That's the provocative premise of a soon-to-be-released movie, a satirical mockumentary, "A Day Without A Mexican," by Mexico-born filmmakers Sergio Arau and Yareli Arizmendi. The film, as CBS News Correspondent Bill Whitaker reports, is their answer to recent attempts to cut services to undocumented workers in California.
"Because of course, all Latinos on the West Coast are assumed to be Mexican," says filmmaker Yareli Arizmendi.
"How do you make the invisible visible? You take it away," says Arizmendi. "And that's what we did. That's why there are no Latinos."
In one of the film's scenes, an Anglo restaurateur complains, "I had to wash a dish."
From farm workers to the lieutenant governor, they're all gone.
The filmmakers say they want to stir things up and have they ever. One of the first billboards to go up was pulled right down after an outraged complaint by a Hispanic woman.
But one Pasadena restaurateur calls just the thought of no Latino workers a nightmare.
Aside from closing down his business, Blair Salisbury says the absence of Latinos "would cripple the whole economy in the state of California."
Almost a third of the state is Latino, from bartenders to warehouse managers and meter readers.

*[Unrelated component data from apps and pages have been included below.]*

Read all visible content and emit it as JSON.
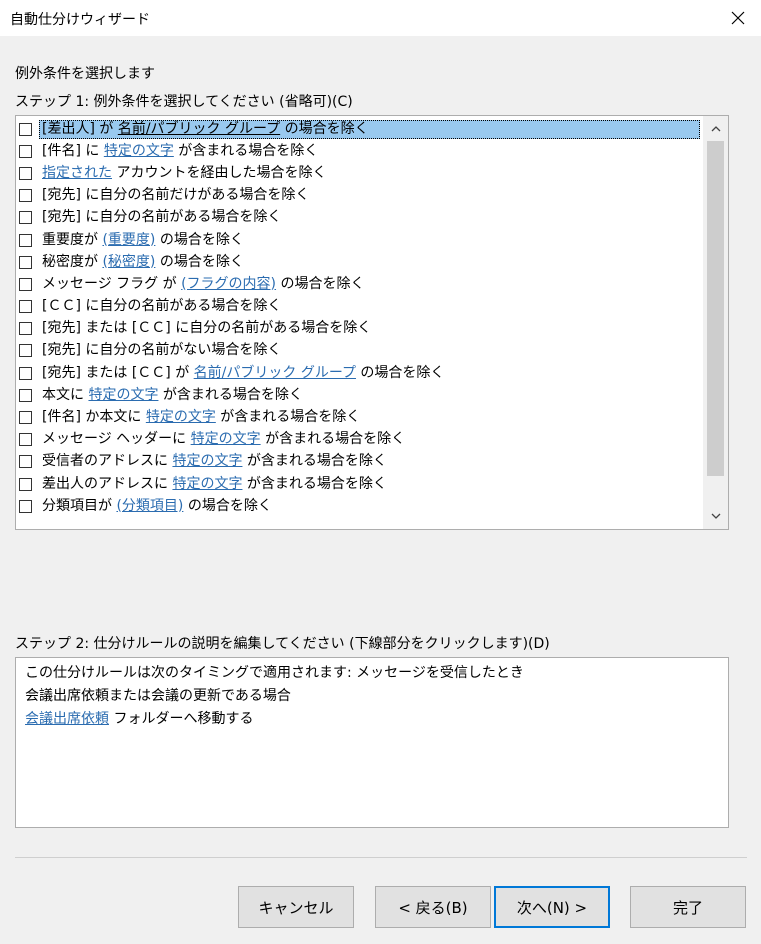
{
  "window": {
    "title": "自動仕分けウィザード"
  },
  "heading": "例外条件を選択します",
  "step1": {
    "label": "ステップ 1: 例外条件を選択してください (省略可)(C)"
  },
  "conditions": [
    {
      "parts": [
        {
          "t": "[差出人] が "
        },
        {
          "t": "名前/パブリック グループ",
          "link": true
        },
        {
          "t": " の場合を除く"
        }
      ],
      "checked": false,
      "selected": true
    },
    {
      "parts": [
        {
          "t": "[件名] に "
        },
        {
          "t": "特定の文字",
          "link": true
        },
        {
          "t": " が含まれる場合を除く"
        }
      ],
      "checked": false
    },
    {
      "parts": [
        {
          "t": "指定された",
          "link": true
        },
        {
          "t": " アカウントを経由した場合を除く"
        }
      ],
      "checked": false
    },
    {
      "parts": [
        {
          "t": "[宛先] に自分の名前だけがある場合を除く"
        }
      ],
      "checked": false
    },
    {
      "parts": [
        {
          "t": "[宛先] に自分の名前がある場合を除く"
        }
      ],
      "checked": false
    },
    {
      "parts": [
        {
          "t": "重要度が "
        },
        {
          "t": "(重要度)",
          "link": true
        },
        {
          "t": " の場合を除く"
        }
      ],
      "checked": false
    },
    {
      "parts": [
        {
          "t": "秘密度が "
        },
        {
          "t": "(秘密度)",
          "link": true
        },
        {
          "t": " の場合を除く"
        }
      ],
      "checked": false
    },
    {
      "parts": [
        {
          "t": "メッセージ フラグ が "
        },
        {
          "t": "(フラグの内容)",
          "link": true
        },
        {
          "t": " の場合を除く"
        }
      ],
      "checked": false
    },
    {
      "parts": [
        {
          "t": "[ＣＣ] に自分の名前がある場合を除く"
        }
      ],
      "checked": false
    },
    {
      "parts": [
        {
          "t": "[宛先] または [ＣＣ] に自分の名前がある場合を除く"
        }
      ],
      "checked": false
    },
    {
      "parts": [
        {
          "t": "[宛先] に自分の名前がない場合を除く"
        }
      ],
      "checked": false
    },
    {
      "parts": [
        {
          "t": "[宛先] または [ＣＣ] が "
        },
        {
          "t": "名前/パブリック グループ",
          "link": true
        },
        {
          "t": " の場合を除く"
        }
      ],
      "checked": false
    },
    {
      "parts": [
        {
          "t": "本文に "
        },
        {
          "t": "特定の文字",
          "link": true
        },
        {
          "t": " が含まれる場合を除く"
        }
      ],
      "checked": false
    },
    {
      "parts": [
        {
          "t": "[件名] か本文に "
        },
        {
          "t": "特定の文字",
          "link": true
        },
        {
          "t": " が含まれる場合を除く"
        }
      ],
      "checked": false
    },
    {
      "parts": [
        {
          "t": "メッセージ ヘッダーに "
        },
        {
          "t": "特定の文字",
          "link": true
        },
        {
          "t": " が含まれる場合を除く"
        }
      ],
      "checked": false
    },
    {
      "parts": [
        {
          "t": "受信者のアドレスに "
        },
        {
          "t": "特定の文字",
          "link": true
        },
        {
          "t": " が含まれる場合を除く"
        }
      ],
      "checked": false
    },
    {
      "parts": [
        {
          "t": "差出人のアドレスに "
        },
        {
          "t": "特定の文字",
          "link": true
        },
        {
          "t": " が含まれる場合を除く"
        }
      ],
      "checked": false
    },
    {
      "parts": [
        {
          "t": "分類項目が "
        },
        {
          "t": "(分類項目)",
          "link": true
        },
        {
          "t": " の場合を除く"
        }
      ],
      "checked": false
    }
  ],
  "step2": {
    "label": "ステップ 2: 仕分けルールの説明を編集してください (下線部分をクリックします)(D)"
  },
  "description": {
    "line1": "この仕分けルールは次のタイミングで適用されます: メッセージを受信したとき",
    "line2": "会議出席依頼または会議の更新である場合",
    "line3_link": "会議出席依頼",
    "line3_text": " フォルダーへ移動する"
  },
  "buttons": {
    "cancel": "キャンセル",
    "back": "< 戻る(B)",
    "next": "次へ(N) >",
    "finish": "完了"
  },
  "colors": {
    "link": "#2b6cb0",
    "selection": "#99c9ef",
    "default_button_border": "#0078d7"
  },
  "icons": {
    "close": "close-icon",
    "scroll_up": "chevron-up-icon",
    "scroll_down": "chevron-down-icon"
  }
}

"If they start looking around them, they'll see that the Latino presence is pervasive throughout California, but growing throughout the nation," says Harry Pachon, the president of the Tomas Rivera Policy Institute, a think tank at the University of Southern California that specializes in Latino issues.
The trouble, say critics, is that this makes light of a weighty problem: illegal immigration.
"It costs American taxpayers billions of dollars a year to have cheap labor," says Rep. Tom Tancredo, R-Colo. "You find out that no, they are not paying their fair share."
"It's a comedy," says Arau. "It's a very serious comedy."
It's one that may make you laugh until it hurts.